There are plenty of ports for peripherals, including two USB 3.0 (one on each side), a mini HDMI (left), headphone jack (left), ethernet (left), 4 in 1 card reader (left), and a mini display port (right). This was definitely an advantage the Twist had on several of the other computers.
One nice aspect of using the Twist in different directions is that it will automatically change the view so that your screen is always facing the right way. Given that the computer relies on one hinge, it feels strong and sturdy when lifting the screen or twisting. There is a screen lock button just above the power button, if you would rather lock the screen so the computer could be passed or moved without fear of the display changing.
Most of our time so far has been using the Twist in the usual laptop setup, but it was also nice when using it as a tablet. One thing we found interesting is how much heavier the Twist feels when using it as a tablet, and it could be because we are comparing it to the iPad, although the screen is significantly larger than the iPad.
This computer will definitely not replace my iPad in form or function but I do like that I can use the tablet feature while editing and reviewing a Microsoft Word Document, or while scrolling through a spreadsheet, or marking up a pdf. I was also able to enlarge a document to show a client an image while the twist was in tablet mode, which was very neat. So far as I have been able to tell, Lenovo does not make a stylus or recommend one for this laptop.
Setting the computer with the screen inverted, into tent mode is nice because the keyboard is hidden, not exposed like the Yoga. This is perfect for watching movies, or simply showing a presentation to a small group. While this may not be something I would envision using often, it is a nice option to be able to utilize when the need arises.
So far the battery has lasted between four and five hours of pretty heavy office related use. Turning the monitor to the side slightly is nice, especially to avoid any potential glare or bad angles with lighting.

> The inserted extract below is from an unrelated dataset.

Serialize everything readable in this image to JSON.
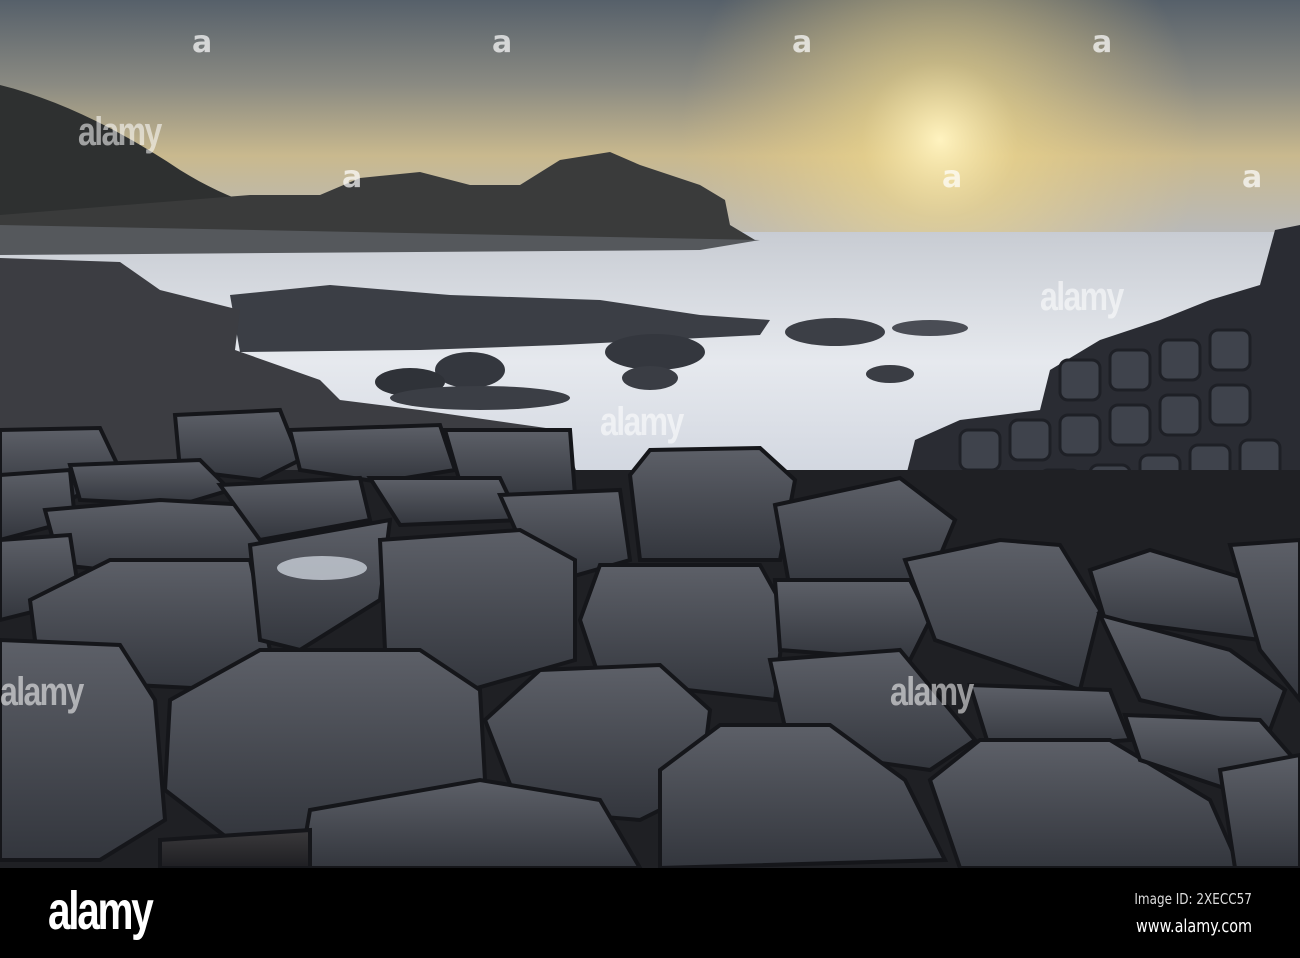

The Twist would never replace the ease of use or the simplicity of an iPad, nor is it meant to do so. It is a powerful, robust computer with lots of bells and whistles, for a very reasonable price. Now that Windows 8 has become the norm, a touch screen is becoming more necessary, and in that case, there is nothing I would rather have in my bag than the Twist, as it gives me the best of all worlds for form, productivity, and pleasure, in a compact and lightweight design.